Info purloined from this great site.

1. Come With Me (Introduction) - ;36
2. You Thought You Had It Made (Jonny Thomas) - 3:34
3. Please Return - 2:37
4. Should I - 3:31
5. Think Big - 3:57
6. Rust - 3:33
7. Delusion (Jonny Thomas) - 2:45
8. Doesn't Add Up To Me - 3:36 
9. Find A Hideaway (Jonny Thomas) - 3:38 
10. Come With Me -  4:25
11. The Endless Struggle - 2:32 
All songs by B. Hillmann, W. Monahan except where noted.

*Jonny Thomas - Guitar, Vocals 
*Brian Hillmann - Drums
*Walter "Walt" Monahan - Bass

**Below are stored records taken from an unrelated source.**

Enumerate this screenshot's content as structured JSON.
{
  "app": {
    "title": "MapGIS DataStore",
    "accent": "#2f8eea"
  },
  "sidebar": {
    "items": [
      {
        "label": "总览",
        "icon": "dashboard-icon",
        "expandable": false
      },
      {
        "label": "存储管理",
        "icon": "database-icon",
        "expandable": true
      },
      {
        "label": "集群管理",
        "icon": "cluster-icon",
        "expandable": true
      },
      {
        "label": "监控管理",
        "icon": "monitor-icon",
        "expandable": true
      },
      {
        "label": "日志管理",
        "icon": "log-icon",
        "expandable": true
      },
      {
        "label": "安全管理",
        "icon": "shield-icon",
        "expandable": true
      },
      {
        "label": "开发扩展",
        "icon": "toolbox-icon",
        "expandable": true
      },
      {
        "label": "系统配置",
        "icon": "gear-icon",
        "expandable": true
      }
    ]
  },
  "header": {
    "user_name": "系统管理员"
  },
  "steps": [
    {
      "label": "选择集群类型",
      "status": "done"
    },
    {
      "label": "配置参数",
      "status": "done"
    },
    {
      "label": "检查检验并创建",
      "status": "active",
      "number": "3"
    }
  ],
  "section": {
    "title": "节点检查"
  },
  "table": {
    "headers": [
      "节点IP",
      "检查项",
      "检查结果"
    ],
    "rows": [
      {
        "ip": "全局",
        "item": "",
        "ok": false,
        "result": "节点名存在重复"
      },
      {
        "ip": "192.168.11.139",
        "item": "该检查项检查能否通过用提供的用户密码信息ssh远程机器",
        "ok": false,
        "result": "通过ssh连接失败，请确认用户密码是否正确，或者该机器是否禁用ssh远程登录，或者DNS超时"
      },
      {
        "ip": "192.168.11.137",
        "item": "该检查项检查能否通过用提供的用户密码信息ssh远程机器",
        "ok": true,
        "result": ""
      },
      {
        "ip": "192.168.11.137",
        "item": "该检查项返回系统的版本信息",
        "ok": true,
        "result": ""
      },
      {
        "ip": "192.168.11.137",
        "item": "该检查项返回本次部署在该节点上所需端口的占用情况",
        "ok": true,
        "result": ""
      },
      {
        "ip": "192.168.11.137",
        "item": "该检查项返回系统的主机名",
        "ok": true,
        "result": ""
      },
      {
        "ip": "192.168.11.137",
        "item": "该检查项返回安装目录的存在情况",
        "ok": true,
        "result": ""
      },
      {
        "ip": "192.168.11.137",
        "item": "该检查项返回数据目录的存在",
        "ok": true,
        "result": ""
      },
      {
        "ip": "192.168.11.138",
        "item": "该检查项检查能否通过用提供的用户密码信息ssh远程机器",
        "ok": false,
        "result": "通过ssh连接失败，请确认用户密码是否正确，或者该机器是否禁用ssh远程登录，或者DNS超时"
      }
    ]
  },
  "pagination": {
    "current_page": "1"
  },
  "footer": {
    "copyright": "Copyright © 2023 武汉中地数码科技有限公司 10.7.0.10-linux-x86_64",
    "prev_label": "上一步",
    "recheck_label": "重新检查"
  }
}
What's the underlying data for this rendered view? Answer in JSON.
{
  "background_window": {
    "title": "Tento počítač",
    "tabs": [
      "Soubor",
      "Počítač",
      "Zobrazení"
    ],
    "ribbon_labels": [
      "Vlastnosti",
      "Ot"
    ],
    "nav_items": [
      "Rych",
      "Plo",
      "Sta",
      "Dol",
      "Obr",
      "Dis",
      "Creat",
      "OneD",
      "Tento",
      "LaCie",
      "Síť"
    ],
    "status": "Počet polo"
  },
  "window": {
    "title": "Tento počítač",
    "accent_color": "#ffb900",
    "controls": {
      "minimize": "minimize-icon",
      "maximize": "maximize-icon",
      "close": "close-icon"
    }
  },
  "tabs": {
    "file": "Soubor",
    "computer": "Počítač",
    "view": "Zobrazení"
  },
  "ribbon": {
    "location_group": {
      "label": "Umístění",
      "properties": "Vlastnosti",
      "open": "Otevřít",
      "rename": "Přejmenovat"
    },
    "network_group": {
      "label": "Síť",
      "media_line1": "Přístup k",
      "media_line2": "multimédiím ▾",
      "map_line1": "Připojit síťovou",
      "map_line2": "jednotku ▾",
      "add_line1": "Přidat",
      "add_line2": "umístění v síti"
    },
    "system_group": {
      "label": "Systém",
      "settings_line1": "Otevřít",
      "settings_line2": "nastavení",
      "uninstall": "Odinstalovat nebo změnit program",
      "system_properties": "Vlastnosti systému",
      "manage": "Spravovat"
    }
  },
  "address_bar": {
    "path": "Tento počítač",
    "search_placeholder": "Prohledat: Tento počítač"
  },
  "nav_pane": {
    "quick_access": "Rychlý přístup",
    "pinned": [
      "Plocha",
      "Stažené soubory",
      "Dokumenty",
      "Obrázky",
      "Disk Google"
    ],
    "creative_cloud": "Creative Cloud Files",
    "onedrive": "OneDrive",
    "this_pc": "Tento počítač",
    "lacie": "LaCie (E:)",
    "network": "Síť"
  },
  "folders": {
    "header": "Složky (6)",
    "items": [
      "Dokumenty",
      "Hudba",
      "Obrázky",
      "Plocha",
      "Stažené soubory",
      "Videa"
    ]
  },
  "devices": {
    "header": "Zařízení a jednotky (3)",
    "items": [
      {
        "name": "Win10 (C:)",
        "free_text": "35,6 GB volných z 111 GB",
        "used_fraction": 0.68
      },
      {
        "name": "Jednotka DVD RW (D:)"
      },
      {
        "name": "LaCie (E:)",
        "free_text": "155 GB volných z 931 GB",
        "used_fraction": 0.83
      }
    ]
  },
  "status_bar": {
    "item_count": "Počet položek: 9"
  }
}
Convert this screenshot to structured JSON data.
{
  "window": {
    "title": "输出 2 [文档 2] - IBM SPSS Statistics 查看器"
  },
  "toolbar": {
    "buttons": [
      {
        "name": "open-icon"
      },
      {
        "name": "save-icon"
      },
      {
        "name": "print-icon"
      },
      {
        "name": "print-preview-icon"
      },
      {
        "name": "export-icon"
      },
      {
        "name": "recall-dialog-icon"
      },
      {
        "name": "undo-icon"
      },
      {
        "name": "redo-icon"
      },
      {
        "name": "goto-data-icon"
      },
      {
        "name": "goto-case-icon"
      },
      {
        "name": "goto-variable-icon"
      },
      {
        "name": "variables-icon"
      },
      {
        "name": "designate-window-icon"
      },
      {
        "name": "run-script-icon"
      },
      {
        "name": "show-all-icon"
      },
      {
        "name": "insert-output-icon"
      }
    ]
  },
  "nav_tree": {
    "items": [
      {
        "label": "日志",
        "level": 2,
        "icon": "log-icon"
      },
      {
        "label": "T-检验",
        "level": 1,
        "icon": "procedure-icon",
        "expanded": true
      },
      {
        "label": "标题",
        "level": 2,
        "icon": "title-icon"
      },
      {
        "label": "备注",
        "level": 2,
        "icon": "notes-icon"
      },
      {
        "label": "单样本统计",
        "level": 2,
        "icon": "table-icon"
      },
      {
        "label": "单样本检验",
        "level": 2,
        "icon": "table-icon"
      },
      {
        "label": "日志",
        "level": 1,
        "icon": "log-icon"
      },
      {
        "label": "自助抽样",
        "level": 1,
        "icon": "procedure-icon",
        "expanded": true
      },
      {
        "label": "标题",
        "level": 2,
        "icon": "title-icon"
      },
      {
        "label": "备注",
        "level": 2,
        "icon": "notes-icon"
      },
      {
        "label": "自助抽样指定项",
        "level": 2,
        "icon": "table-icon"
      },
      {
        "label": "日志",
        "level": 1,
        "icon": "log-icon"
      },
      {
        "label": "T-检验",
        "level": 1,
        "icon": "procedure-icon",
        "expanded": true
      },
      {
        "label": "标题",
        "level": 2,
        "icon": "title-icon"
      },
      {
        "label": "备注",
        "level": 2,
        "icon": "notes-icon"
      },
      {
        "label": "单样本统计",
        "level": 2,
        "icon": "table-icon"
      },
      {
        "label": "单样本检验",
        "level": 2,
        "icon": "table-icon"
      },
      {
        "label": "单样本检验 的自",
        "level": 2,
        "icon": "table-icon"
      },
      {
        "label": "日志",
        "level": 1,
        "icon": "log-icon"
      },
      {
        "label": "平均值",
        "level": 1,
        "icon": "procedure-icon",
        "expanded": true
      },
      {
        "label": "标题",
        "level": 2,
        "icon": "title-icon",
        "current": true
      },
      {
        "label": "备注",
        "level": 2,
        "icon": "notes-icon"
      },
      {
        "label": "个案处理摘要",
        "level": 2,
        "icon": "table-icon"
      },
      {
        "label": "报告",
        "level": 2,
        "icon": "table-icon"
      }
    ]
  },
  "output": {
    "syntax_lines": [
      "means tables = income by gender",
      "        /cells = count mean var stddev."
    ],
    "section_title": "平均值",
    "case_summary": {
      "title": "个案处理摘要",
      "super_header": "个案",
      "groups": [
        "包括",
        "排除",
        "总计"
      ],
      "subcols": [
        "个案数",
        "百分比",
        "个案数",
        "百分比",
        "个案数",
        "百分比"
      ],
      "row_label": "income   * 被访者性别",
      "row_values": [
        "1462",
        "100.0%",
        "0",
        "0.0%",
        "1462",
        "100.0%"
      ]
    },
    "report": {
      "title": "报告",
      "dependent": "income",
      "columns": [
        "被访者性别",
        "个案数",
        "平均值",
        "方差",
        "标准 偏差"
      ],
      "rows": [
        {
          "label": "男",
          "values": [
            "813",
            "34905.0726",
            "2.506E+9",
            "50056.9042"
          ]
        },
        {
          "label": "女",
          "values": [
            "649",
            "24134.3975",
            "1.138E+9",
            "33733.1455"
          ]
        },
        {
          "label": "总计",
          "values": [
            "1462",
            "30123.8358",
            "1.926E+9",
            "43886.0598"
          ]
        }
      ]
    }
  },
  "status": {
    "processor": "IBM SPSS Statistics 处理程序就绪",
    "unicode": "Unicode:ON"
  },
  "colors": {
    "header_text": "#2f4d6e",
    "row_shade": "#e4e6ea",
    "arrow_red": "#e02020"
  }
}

Rust is the real deal. Originally recorded in 1969, their album, Come With Me, is something of a lost mini-classic. Originally released on the independent German label Hor Zu, and bringing it to light in the early 21st century. 
Great, psychedelic rock tunes are embellished with phased vocals, treated piano, samples of radio broadcasts, washes of organ, and electronic effects. Mind you, this isn't total freak out music, or anything. Songs like You Thought You Had It Made and Rust revel in blues licks, and rock with a genuine joy, even if the subject matter of their lyrics is somewhat pessimistic, and softer tunes like Please Return and the gorgeous Find a Hideaway are full of acoustic guitars and vocal harmonies.
For a reference point, listening to it I hear a lot of The Deviants, with touches of the 13th Floor Elevators. It's melodic rock that likes to experiment.
by Jeff Fitzgerald